“Terrorism is what society has been taught to be most afraid of”

“Terrorism is what society has been taught to be most afraid of”

Playwright Cordelia Lynn is no stranger to the Royal Court. Having been a member of their Young Writers Programme, her first major play Lela &…

Top 5: Star Gazing in the West End

Top 5: Star Gazing in the West End

One of the really exciting things about living in London (well in our theatre crazy minds anyway) is that some seriously big names of film…

Her Life Is a Cabaret - Margo: Half Woman, Half Beast at JW3

Her Life Is a Cabaret - Margo: Half Woman, Half Beast at JW3

Was there ever a more glamorous period in history than 1920s Berlin? A world full of subversive art, culture and of course, cabaret, Weimar Germany…

Win 2 Tickets to an Immersive Disney Fantasia Experience!

The Vaults - Win 2 Tickets to an Immersive Disney Fantasia Experience!

This summer, the exciting underground world of The Vaults presents Sounds and Sorcery celebrating Disney Fantasia.

Most popular

Win 2 Tickets to an Immersive Disney Fantasia Experience!

The Vaults - Win 2 Tickets to an Immersive Disney Fantasia Experience!

This summer, the exciting underground world of The Vaults presents Sounds and Sorcery celebrating Disney Fantasia.
Win a £100 Gift Voucher for the National Theatre!

National Theatre - Win a £100 Gift Voucher for the National Theatre!

Be in with a chance of winning our exclusive National Theatre voucher, which you can exchange for tickets or theatre tours!
Win a Joan Crawford themed evening with cocktails, manicures & millinery!

BFI - Win a Joan Crawford themed evening with cocktails, manicures & millinery!

"I never go outside unless I look like Joan Crawford the movie star. If you want the girl next door, go next door"
Exclusive discount on Titanic The Musical and Evita tickets
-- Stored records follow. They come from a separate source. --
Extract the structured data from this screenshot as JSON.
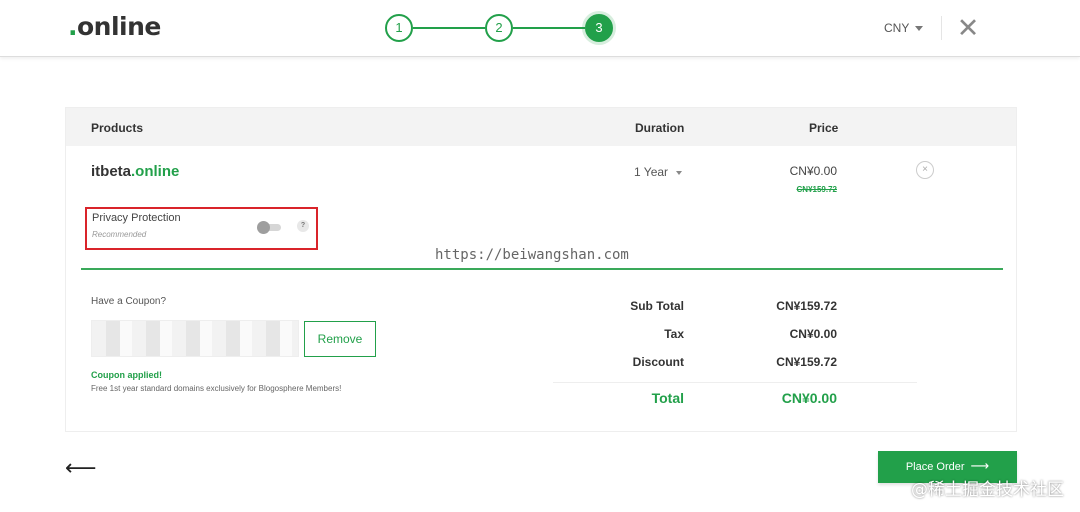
{
  "header": {
    "logo_dot": ".",
    "logo_word": "online",
    "steps": [
      "1",
      "2",
      "3"
    ],
    "active_step": 3,
    "currency": "CNY",
    "close_glyph": "✕"
  },
  "table": {
    "col_products": "Products",
    "col_duration": "Duration",
    "col_price": "Price"
  },
  "item": {
    "domain_name": "itbeta",
    "domain_tld": ".online",
    "duration": "1 Year",
    "price": "CN¥0.00",
    "price_original": "CN¥159.72",
    "remove_glyph": "×"
  },
  "privacy": {
    "label": "Privacy Protection",
    "sublabel": "Recommended",
    "enabled": false,
    "help": "?"
  },
  "watermark_url": "https://beiwangshan.com",
  "coupon": {
    "title": "Have a Coupon?",
    "remove_label": "Remove",
    "applied": "Coupon applied!",
    "note": "Free 1st year standard domains exclusively for Blogosphere Members!"
  },
  "summary": {
    "subtotal_label": "Sub Total",
    "subtotal_value": "CN¥159.72",
    "tax_label": "Tax",
    "tax_value": "CN¥0.00",
    "discount_label": "Discount",
    "discount_value": "CN¥159.72",
    "total_label": "Total",
    "total_value": "CN¥0.00"
  },
  "footer": {
    "back_glyph": "⟵",
    "place_order": "Place Order",
    "place_order_arrow": "⟶"
  },
  "site_watermark": "@稀土掘金技术社区",
  "colors": {
    "brand_green": "#22a04a",
    "highlight_red": "#d9242a"
  }
}
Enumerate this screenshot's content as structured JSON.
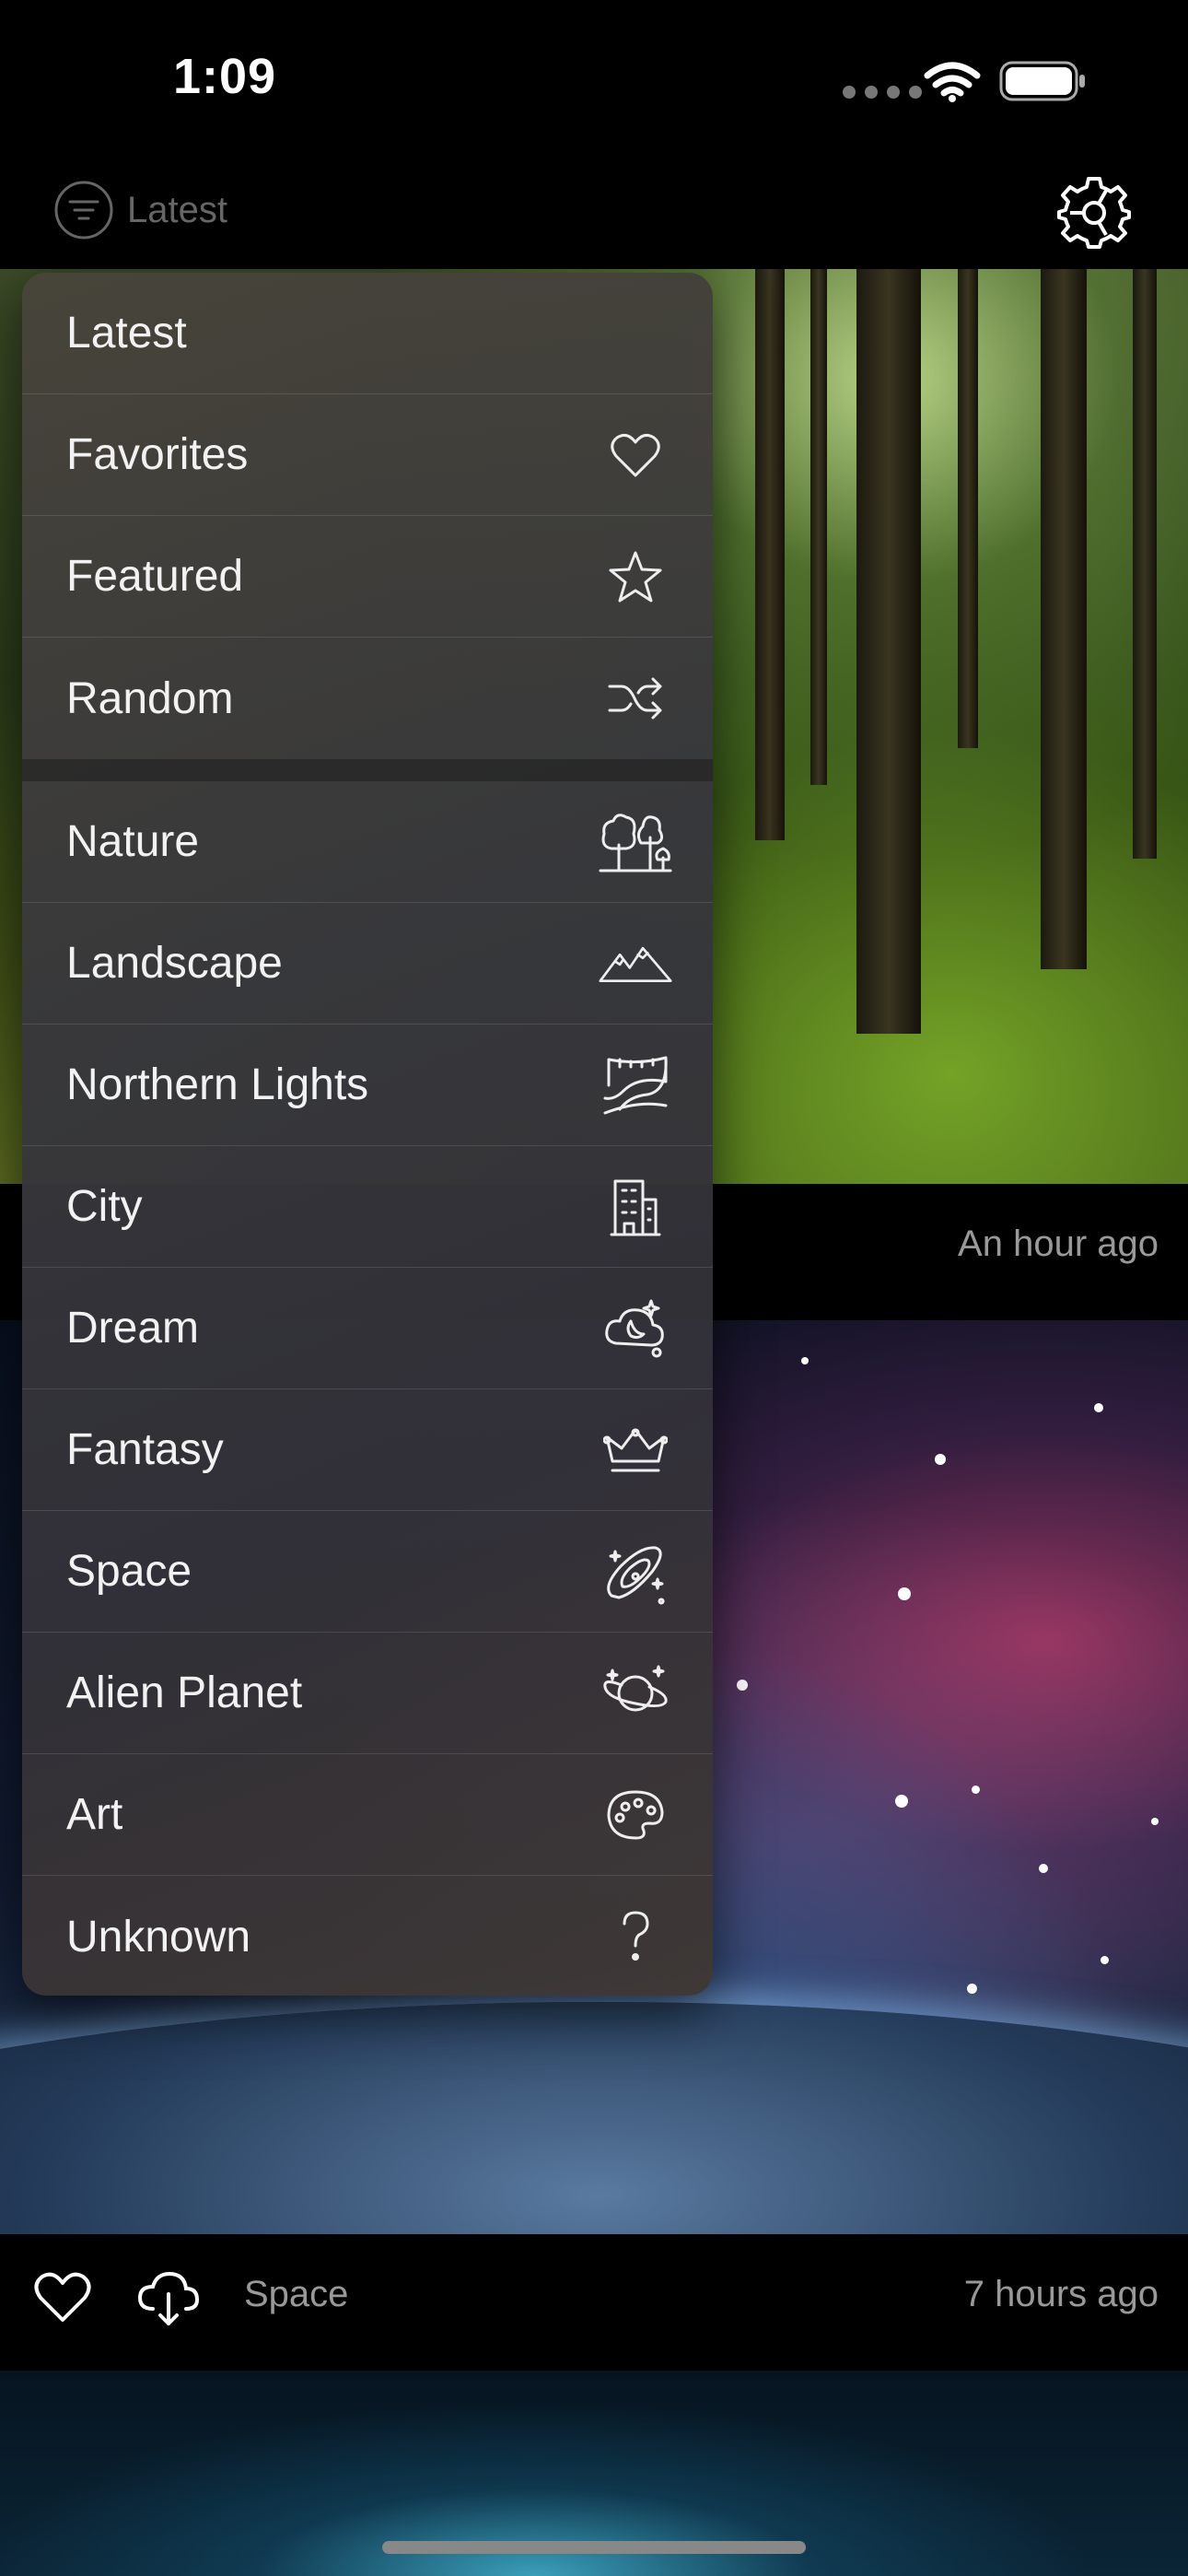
{
  "status_bar": {
    "time": "1:09"
  },
  "nav": {
    "current_filter": "Latest"
  },
  "feed": [
    {
      "timestamp": "An hour ago"
    },
    {
      "category": "Space",
      "timestamp": "7 hours ago"
    }
  ],
  "menu": {
    "items": [
      {
        "label": "Latest",
        "icon": "none"
      },
      {
        "label": "Favorites",
        "icon": "heart-icon"
      },
      {
        "label": "Featured",
        "icon": "star-icon"
      },
      {
        "label": "Random",
        "icon": "shuffle-icon"
      },
      {
        "label": "Nature",
        "icon": "trees-icon"
      },
      {
        "label": "Landscape",
        "icon": "mountains-icon"
      },
      {
        "label": "Northern Lights",
        "icon": "aurora-icon"
      },
      {
        "label": "City",
        "icon": "building-icon"
      },
      {
        "label": "Dream",
        "icon": "moon-cloud-icon"
      },
      {
        "label": "Fantasy",
        "icon": "crown-icon"
      },
      {
        "label": "Space",
        "icon": "galaxy-icon"
      },
      {
        "label": "Alien Planet",
        "icon": "planet-icon"
      },
      {
        "label": "Art",
        "icon": "palette-icon"
      },
      {
        "label": "Unknown",
        "icon": "question-icon"
      }
    ]
  },
  "colors": {
    "background": "#000000",
    "menu_text": "#f2f2f2",
    "secondary_text": "#999999"
  }
}
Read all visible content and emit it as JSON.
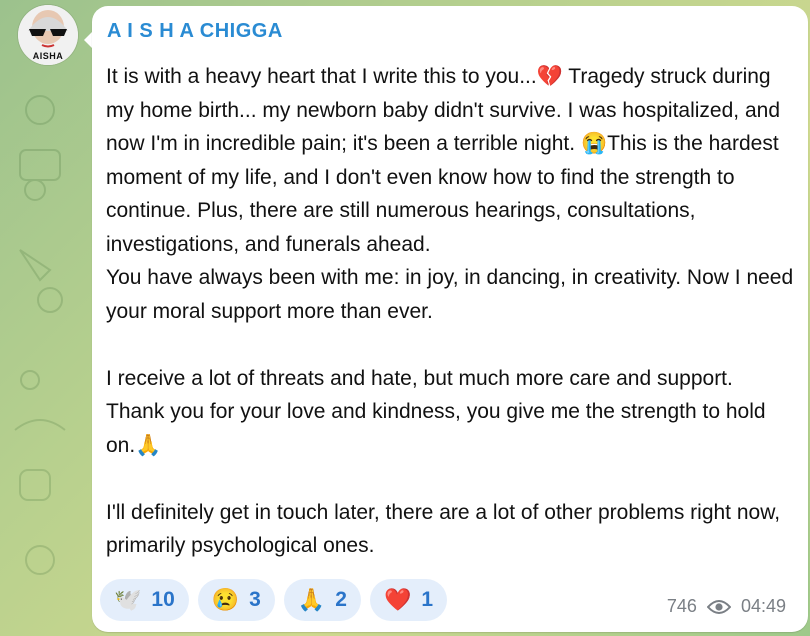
{
  "channel": {
    "sender_name": "A I S H A CHIGGA",
    "avatar_text": "AISHA"
  },
  "message": {
    "paragraphs": [
      "It is with a heavy heart that I write this to you...💔 Tragedy struck during my home birth... my newborn baby didn't survive. I was hospitalized, and now I'm in incredible pain; it's been a terrible night. 😭This is the hardest moment of my life, and I don't even know how to find the strength to continue. Plus, there are still numerous hearings, consultations, investigations, and funerals ahead.",
      "You have always been with me: in joy, in dancing, in creativity. Now I need your moral support more than ever.",
      "",
      "I receive a lot of threats and hate, but much more care and support. Thank you for your love and kindness, you give me the strength to hold on.🙏",
      "",
      "I'll definitely get in touch later, there are a lot of other problems right now, primarily psychological ones."
    ]
  },
  "reactions": [
    {
      "emoji": "🕊️",
      "count": "10"
    },
    {
      "emoji": "😢",
      "count": "3"
    },
    {
      "emoji": "🙏",
      "count": "2"
    },
    {
      "emoji": "❤️",
      "count": "1"
    }
  ],
  "meta": {
    "views": "746",
    "time": "04:49"
  },
  "icons": {
    "views": "eye-icon"
  },
  "colors": {
    "sender": "#2a8bd3",
    "reaction_bg": "#e4eefb",
    "reaction_text": "#2a74c9",
    "meta_text": "#7a7f85"
  }
}
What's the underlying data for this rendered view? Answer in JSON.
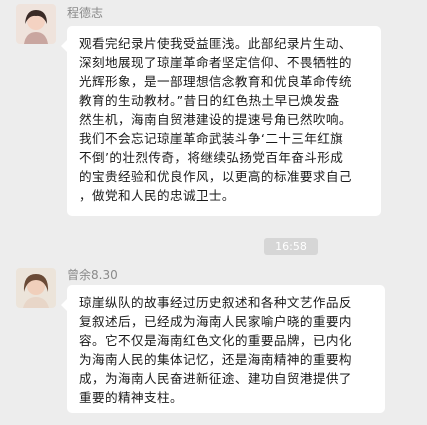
{
  "messages": [
    {
      "sender": "程德志",
      "lines": [
        "观看完纪录片使我受益匪浅。此部纪录片生动、",
        "深刻地展现了琼崖革命者坚定信仰、不畏牺牲的",
        "光辉形象，是一部理想信念教育和优良革命传统",
        "教育的生动教材。”昔日的红色热土早已焕发盎",
        "然生机，海南自贸港建设的提速号角已然吹响。",
        "我们不会忘记琼崖革命武装斗争‘二十三年红旗",
        "不倒’的壮烈传奇，将继续弘扬党百年奋斗形成",
        "的宝贵经验和优良作风，以更高的标准要求自己",
        "，做党和人民的忠诚卫士。"
      ]
    },
    {
      "sender": "曾余8.30",
      "lines": [
        "琼崖纵队的故事经过历史叙述和各种文艺作品反",
        "复叙述后，已经成为海南人民家喻户晓的重要内",
        "容。它不仅是海南红色文化的重要品牌，已内化",
        "为海南人民的集体记忆，还是海南精神的重要构",
        "成，为海南人民奋进新征途、建功自贸港提供了",
        "重要的精神支柱。"
      ]
    }
  ],
  "timestamp": "16:58"
}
Churchill Theatre - Exclusive discount on Titanic The Musical and Evita tickets

Make the most of the Summer with these two unmissable London musicals! With exclusive London dates for both productions
10% off entry to London’s first ever immersive Wild West cocktail bar!

Moonshine Saloon - 10% off entry to London’s first ever immersive Wild West cocktail bar!

Saddle on over to the Wild West of London on the promise of making a fortune in the seedy and illicit world of moonshining. 
Magically speaking…

Magically speaking…

We talked to designer Kitty Callister ahead of the Vaults exciting new immersive “Disney Fantasia” experience.
The Best of Food in July

The Best of Food in July

Where will we be eating this month?
Win a DVD copy!

A Wrinkle in Time - Win a DVD copy!

Dive into Ava DuVernay's magical world of time and space travel...
Spotlight on: Gay’s the Word

Spotlight on: Gay’s the Word

In honour of Pride today we are giving center stage to the UK's only remaining LGBTQ+ bookshop.
Top 5 World Cup Screenings in London

Top 5 World Cup Screenings in London

Football fever is catching on…

Your inbox deserves a little culture!!